Entries from a dataset of interfaces
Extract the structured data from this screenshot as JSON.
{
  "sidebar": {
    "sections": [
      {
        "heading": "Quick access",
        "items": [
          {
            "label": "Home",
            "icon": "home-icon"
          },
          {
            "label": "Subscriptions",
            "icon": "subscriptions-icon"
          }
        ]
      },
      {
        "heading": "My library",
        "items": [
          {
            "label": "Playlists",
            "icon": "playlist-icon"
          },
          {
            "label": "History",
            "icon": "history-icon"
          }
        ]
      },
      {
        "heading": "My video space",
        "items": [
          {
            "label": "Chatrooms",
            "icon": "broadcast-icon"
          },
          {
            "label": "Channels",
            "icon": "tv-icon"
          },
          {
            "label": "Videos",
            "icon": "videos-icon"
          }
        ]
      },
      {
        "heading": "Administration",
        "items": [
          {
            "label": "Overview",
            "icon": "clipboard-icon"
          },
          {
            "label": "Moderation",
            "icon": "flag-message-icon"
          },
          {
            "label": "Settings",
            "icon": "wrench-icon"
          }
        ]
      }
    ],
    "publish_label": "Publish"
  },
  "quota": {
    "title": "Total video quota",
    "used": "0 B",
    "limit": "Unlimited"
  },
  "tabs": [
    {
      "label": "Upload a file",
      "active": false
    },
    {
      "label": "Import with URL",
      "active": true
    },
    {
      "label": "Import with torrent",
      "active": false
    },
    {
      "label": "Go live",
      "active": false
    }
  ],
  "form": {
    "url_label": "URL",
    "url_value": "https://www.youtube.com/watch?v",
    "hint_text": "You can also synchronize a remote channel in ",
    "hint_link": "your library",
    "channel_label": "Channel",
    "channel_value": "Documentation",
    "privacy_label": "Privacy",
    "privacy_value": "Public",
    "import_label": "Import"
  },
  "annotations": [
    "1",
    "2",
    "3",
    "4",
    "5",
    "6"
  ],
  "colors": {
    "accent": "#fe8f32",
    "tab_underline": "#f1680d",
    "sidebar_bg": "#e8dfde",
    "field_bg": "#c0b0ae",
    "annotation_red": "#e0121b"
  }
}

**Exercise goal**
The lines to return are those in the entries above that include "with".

**Your response**
      "label": "Import with URL",
      "label": "Import with torrent",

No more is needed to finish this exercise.